=== EXTRACTED ENTRIES ===

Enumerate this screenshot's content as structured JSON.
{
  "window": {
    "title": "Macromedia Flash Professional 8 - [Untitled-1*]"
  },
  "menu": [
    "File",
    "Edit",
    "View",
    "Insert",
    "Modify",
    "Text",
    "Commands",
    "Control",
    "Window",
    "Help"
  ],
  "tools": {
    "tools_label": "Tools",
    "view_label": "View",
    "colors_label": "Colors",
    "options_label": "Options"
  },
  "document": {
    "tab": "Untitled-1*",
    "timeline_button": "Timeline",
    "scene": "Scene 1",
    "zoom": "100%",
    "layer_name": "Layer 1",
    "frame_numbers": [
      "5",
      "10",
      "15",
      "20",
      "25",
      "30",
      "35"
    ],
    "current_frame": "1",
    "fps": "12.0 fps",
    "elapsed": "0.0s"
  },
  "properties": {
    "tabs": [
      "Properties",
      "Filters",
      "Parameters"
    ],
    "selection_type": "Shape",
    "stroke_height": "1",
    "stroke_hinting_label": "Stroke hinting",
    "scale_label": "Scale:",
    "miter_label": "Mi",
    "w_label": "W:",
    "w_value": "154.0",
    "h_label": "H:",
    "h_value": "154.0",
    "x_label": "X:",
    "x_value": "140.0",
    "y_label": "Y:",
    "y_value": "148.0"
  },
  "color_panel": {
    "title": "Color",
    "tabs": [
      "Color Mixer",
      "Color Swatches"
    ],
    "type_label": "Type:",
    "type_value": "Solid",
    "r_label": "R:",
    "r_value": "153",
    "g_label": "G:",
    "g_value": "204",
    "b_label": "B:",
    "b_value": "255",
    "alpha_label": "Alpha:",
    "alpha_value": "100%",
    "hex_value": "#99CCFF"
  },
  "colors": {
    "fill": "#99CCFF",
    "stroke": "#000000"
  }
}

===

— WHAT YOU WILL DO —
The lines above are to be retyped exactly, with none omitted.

— YOUR RESPONSE —
Enumerate this screenshot's content as structured JSON.
{
  "window": {
    "title": "Macromedia Flash Professional 8 - [Untitled-1*]"
  },
  "menu": [
    "File",
    "Edit",
    "View",
    "Insert",
    "Modify",
    "Text",
    "Commands",
    "Control",
    "Window",
    "Help"
  ],
  "tools": {
    "tools_label": "Tools",
    "view_label": "View",
    "colors_label": "Colors",
    "options_label": "Options"
  },
  "document": {
    "tab": "Untitled-1*",
    "timeline_button": "Timeline",
    "scene": "Scene 1",
    "zoom": "100%",
    "layer_name": "Layer 1",
    "frame_numbers": [
      "5",
      "10",
      "15",
      "20",
      "25",
      "30",
      "35"
    ],
    "current_frame": "1",
    "fps": "12.0 fps",
    "elapsed": "0.0s"
  },
  "properties": {
    "tabs": [
      "Properties",
      "Filters",
      "Parameters"
    ],
    "selection_type": "Shape",
    "stroke_height": "1",
    "stroke_hinting_label": "Stroke hinting",
    "scale_label": "Scale:",
    "miter_label": "Mi",
    "w_label": "W:",
    "w_value": "154.0",
    "h_label": "H:",
    "h_value": "154.0",
    "x_label": "X:",
    "x_value": "140.0",
    "y_label": "Y:",
    "y_value": "148.0"
  },
  "color_panel": {
    "title": "Color",
    "tabs": [
      "Color Mixer",
      "Color Swatches"
    ],
    "type_label": "Type:",
    "type_value": "Solid",
    "r_label": "R:",
    "r_value": "153",
    "g_label": "G:",
    "g_value": "204",
    "b_label": "B:",
    "b_value": "255",
    "alpha_label": "Alpha:",
    "alpha_value": "100%",
    "hex_value": "#99CCFF"
  },
  "colors": {
    "fill": "#99CCFF",
    "stroke": "#000000"
  }
}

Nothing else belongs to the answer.